What this task involves
The response should be an exact copy of every record.

Data supplied

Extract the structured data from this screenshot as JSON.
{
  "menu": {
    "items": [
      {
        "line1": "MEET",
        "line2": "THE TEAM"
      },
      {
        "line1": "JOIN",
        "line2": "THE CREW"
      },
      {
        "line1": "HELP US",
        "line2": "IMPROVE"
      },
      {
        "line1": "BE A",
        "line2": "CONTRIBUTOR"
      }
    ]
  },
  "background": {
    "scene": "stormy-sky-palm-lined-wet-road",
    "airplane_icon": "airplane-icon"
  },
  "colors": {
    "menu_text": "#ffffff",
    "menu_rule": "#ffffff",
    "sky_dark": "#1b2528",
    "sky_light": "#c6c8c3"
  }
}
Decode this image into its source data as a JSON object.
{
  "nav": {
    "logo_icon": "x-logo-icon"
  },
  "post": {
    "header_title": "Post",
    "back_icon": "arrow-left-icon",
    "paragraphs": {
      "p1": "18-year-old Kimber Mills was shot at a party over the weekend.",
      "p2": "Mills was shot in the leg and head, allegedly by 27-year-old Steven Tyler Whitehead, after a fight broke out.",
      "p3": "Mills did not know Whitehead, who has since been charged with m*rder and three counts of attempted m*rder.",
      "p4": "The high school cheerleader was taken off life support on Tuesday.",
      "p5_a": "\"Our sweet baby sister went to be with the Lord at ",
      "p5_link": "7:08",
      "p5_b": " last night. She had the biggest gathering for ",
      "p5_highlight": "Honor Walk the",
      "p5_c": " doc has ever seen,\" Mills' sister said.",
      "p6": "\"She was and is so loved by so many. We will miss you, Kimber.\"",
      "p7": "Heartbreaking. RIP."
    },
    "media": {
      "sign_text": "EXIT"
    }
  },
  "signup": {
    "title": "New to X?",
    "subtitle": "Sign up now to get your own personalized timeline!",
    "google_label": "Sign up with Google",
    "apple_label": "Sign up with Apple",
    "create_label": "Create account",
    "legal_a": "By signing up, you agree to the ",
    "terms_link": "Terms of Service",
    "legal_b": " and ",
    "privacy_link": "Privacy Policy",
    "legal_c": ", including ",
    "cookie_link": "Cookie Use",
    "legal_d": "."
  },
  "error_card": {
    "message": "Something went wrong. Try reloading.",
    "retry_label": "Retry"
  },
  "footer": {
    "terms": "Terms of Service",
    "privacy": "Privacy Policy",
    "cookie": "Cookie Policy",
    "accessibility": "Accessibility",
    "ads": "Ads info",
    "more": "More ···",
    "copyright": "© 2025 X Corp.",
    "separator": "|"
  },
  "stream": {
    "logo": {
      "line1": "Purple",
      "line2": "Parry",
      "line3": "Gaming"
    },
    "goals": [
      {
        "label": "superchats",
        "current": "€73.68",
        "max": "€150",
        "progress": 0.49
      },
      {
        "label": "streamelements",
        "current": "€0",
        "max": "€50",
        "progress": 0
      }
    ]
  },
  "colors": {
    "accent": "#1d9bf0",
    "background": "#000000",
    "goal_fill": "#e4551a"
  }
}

Solved exercise
Extract the structured data from this screenshot as JSON.
{
  "menu": {
    "items": [
      {
        "line1": "MEET",
        "line2": "THE TEAM"
      },
      {
        "line1": "JOIN",
        "line2": "THE CREW"
      },
      {
        "line1": "HELP US",
        "line2": "IMPROVE"
      },
      {
        "line1": "BE A",
        "line2": "CONTRIBUTOR"
      }
    ]
  },
  "background": {
    "scene": "stormy-sky-palm-lined-wet-road",
    "airplane_icon": "airplane-icon"
  },
  "colors": {
    "menu_text": "#ffffff",
    "menu_rule": "#ffffff",
    "sky_dark": "#1b2528",
    "sky_light": "#c6c8c3"
  }
}
Decode this image into its source data as a JSON object.
{
  "nav": {
    "logo_icon": "x-logo-icon"
  },
  "post": {
    "header_title": "Post",
    "back_icon": "arrow-left-icon",
    "paragraphs": {
      "p1": "18-year-old Kimber Mills was shot at a party over the weekend.",
      "p2": "Mills was shot in the leg and head, allegedly by 27-year-old Steven Tyler Whitehead, after a fight broke out.",
      "p3": "Mills did not know Whitehead, who has since been charged with m*rder and three counts of attempted m*rder.",
      "p4": "The high school cheerleader was taken off life support on Tuesday.",
      "p5_a": "\"Our sweet baby sister went to be with the Lord at ",
      "p5_link": "7:08",
      "p5_b": " last night. She had the biggest gathering for ",
      "p5_highlight": "Honor Walk the",
      "p5_c": " doc has ever seen,\" Mills' sister said.",
      "p6": "\"She was and is so loved by so many. We will miss you, Kimber.\"",
      "p7": "Heartbreaking. RIP."
    },
    "media": {
      "sign_text": "EXIT"
    }
  },
  "signup": {
    "title": "New to X?",
    "subtitle": "Sign up now to get your own personalized timeline!",
    "google_label": "Sign up with Google",
    "apple_label": "Sign up with Apple",
    "create_label": "Create account",
    "legal_a": "By signing up, you agree to the ",
    "terms_link": "Terms of Service",
    "legal_b": " and ",
    "privacy_link": "Privacy Policy",
    "legal_c": ", including ",
    "cookie_link": "Cookie Use",
    "legal_d": "."
  },
  "error_card": {
    "message": "Something went wrong. Try reloading.",
    "retry_label": "Retry"
  },
  "footer": {
    "terms": "Terms of Service",
    "privacy": "Privacy Policy",
    "cookie": "Cookie Policy",
    "accessibility": "Accessibility",
    "ads": "Ads info",
    "more": "More ···",
    "copyright": "© 2025 X Corp.",
    "separator": "|"
  },
  "stream": {
    "logo": {
      "line1": "Purple",
      "line2": "Parry",
      "line3": "Gaming"
    },
    "goals": [
      {
        "label": "superchats",
        "current": "€73.68",
        "max": "€150",
        "progress": 0.49
      },
      {
        "label": "streamelements",
        "current": "€0",
        "max": "€50",
        "progress": 0
      }
    ]
  },
  "colors": {
    "accent": "#1d9bf0",
    "background": "#000000",
    "goal_fill": "#e4551a"
  }
}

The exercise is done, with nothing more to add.